The boy named Wolf bursts from the kiva
into a blaze of sun; men’s ankle shells rattle.
The boys’ kirtles are white as gardenias,
their hair tangled with eagle feathers.
At each boy’s throat, a shell of Bull’s Eye Malachite.

Oh they are young and beautiful.


On cue Cochiti boys raise arms tied with pine branches,
chanting, keeping time to drums’ pounding beat.

Wolf does not know what the words mean.
He knows the ancestors are close, he knows holy,
knows the dance ends when sun turns the plaza magenta.

The translation of words is in their bodies
as they move in the language of rivers.

I once knew the exuberance of youth who keep ritual,
whose bodies speak what words cannot.
I was nineteen; we sang psalms in Latin.
Three hundred of us beneath stained glass windows
that floated rainbow colors on the white scapulars
of our Dominican habits. Matins, Lauds, Vespers,
we never knew we were singing the songs of prophets,
of lovers, of a God who accompanied the wretched.

We knew only to sing in perfect A flat.
We knew Gregorian chant inflections.
We kissed the floor if we disturbed the chant.
We ate our dinner on the floor if we dropped kneelers.
We kept the great silence, kept custody of the eyes.
Confessed our faults on our knees.

We never knew why.

We understood ourselves as belonging to promises
that asked everything of us. Century after century of praise.

On cue Cochiti boys raise arms tied with pine branches,/
chanting, keeping time to drums’ pounding beat.

Comments are automatically closed two weeks after an article's initial publication. See our comments policy for more.

More: Poems / Prayer

The latest from america

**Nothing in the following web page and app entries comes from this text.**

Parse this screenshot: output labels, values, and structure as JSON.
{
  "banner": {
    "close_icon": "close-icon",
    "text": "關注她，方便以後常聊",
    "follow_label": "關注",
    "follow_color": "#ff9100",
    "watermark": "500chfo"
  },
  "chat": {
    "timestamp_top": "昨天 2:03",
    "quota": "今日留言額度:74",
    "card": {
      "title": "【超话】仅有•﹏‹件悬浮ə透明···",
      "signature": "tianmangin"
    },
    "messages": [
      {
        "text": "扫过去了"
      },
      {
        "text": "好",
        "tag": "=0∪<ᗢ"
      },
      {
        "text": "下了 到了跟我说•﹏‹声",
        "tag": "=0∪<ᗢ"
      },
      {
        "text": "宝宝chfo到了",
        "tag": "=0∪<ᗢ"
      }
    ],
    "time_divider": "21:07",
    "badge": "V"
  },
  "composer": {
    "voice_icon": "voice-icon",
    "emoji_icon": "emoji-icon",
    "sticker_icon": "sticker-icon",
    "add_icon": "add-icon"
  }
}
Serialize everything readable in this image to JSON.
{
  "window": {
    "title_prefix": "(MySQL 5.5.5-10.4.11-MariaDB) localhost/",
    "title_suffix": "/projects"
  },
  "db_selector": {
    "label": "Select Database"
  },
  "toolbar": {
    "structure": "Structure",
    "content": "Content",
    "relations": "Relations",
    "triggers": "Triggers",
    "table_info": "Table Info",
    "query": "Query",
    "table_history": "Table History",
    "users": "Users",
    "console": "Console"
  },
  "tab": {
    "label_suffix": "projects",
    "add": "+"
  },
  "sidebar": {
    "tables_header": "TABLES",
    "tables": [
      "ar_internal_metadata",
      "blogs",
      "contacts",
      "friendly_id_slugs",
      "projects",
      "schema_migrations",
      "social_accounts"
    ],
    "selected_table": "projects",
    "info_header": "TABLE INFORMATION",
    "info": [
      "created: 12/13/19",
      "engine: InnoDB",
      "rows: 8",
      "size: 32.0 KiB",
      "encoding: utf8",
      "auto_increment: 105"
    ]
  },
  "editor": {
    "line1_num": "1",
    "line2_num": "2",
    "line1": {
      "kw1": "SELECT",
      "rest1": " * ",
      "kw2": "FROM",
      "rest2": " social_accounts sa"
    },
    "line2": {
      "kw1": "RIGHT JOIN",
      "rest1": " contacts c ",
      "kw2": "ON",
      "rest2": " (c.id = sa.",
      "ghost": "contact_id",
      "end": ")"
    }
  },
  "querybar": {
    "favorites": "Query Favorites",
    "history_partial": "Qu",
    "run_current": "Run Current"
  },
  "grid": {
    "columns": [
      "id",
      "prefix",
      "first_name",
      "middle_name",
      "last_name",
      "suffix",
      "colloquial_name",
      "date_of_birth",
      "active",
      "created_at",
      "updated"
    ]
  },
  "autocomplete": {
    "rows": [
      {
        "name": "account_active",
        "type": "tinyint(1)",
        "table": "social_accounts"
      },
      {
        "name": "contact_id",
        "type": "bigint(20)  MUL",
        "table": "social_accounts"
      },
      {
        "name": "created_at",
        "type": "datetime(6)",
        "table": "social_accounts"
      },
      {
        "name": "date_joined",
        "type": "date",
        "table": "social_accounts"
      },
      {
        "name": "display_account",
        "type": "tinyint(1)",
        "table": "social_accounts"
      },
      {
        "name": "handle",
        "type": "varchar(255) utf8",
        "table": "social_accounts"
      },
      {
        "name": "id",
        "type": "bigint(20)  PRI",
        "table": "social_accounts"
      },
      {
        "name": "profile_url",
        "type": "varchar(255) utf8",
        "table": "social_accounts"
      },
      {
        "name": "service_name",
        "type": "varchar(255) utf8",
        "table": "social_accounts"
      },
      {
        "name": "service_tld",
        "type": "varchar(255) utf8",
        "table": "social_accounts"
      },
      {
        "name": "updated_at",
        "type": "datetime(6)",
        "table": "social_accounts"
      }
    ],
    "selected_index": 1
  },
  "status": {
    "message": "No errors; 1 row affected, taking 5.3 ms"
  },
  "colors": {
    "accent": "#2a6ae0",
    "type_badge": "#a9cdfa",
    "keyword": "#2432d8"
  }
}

Are the Dodgers now baseball’s cursed squad?
James T. KeaneOctober 23, 2018
 Capuchin Franciscan Father Raniero Cantalamessa, preacher of the papal household, gives the homily during the Good Friday service led by Pope Francis in St. Peter's Basilica at the Vatican April 14. (CNS photo/Paul Haring)
Capuchin Father Raniero Cantalamessa, preacher of the papal household, will direct the Ignatian style retreat, the U.S.C.C.B. announced Oct. 23.
Catholic News ServiceOctober 23, 2018
A Catholic literary culture that works in continuity with its rich heritage will give us a contemporary literature that both gazes unflinchingly at the messiness of our present moment and artfully works out its characters’ salvation or damnation.
Joshua HrenOctober 23, 2018
Venezuelan migrants walk across the border from Venezuela into the Brazilian city of Pacaraima. (CNS photo/Nacho Doce)
About 5,000 people leave Venezuela every day. According to the U.N. Refugee Agency, at least 1.9 million Venezuelan citizens have left the country since 2015, fleeing from the economic and political crisis that the country is experiencing under President Nicolás Maduro.
Filipe DominguesOctober 22, 2018